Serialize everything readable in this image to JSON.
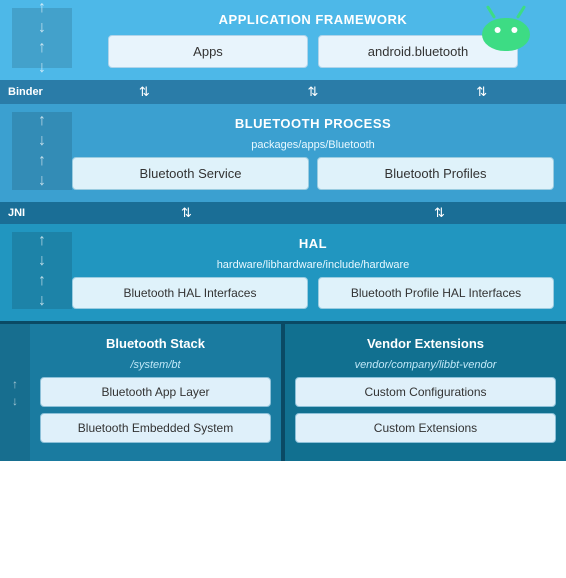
{
  "android_logo": {
    "alt": "Android Logo",
    "color": "#3ddc84"
  },
  "app_framework": {
    "title": "APPLICATION FRAMEWORK",
    "cards": [
      {
        "label": "Apps"
      },
      {
        "label": "android.bluetooth"
      }
    ],
    "binder_label": "Binder"
  },
  "bt_process": {
    "title": "BLUETOOTH PROCESS",
    "subtitle": "packages/apps/Bluetooth",
    "jni_label": "JNI",
    "cards": [
      {
        "label": "Bluetooth Service"
      },
      {
        "label": "Bluetooth Profiles"
      }
    ]
  },
  "hal": {
    "title": "HAL",
    "subtitle": "hardware/libhardware/include/hardware",
    "cards": [
      {
        "label": "Bluetooth HAL Interfaces"
      },
      {
        "label": "Bluetooth Profile HAL Interfaces"
      }
    ]
  },
  "bt_stack": {
    "title": "Bluetooth Stack",
    "subtitle": "/system/bt",
    "cards": [
      {
        "label": "Bluetooth App Layer"
      },
      {
        "label": "Bluetooth Embedded System"
      }
    ]
  },
  "vendor_ext": {
    "title": "Vendor Extensions",
    "subtitle": "vendor/company/libbt-vendor",
    "cards": [
      {
        "label": "Custom Configurations"
      },
      {
        "label": "Custom Extensions"
      }
    ]
  }
}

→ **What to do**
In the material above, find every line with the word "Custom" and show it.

→ **Your response**
        "label": "Custom Configurations"
        "label": "Custom Extensions"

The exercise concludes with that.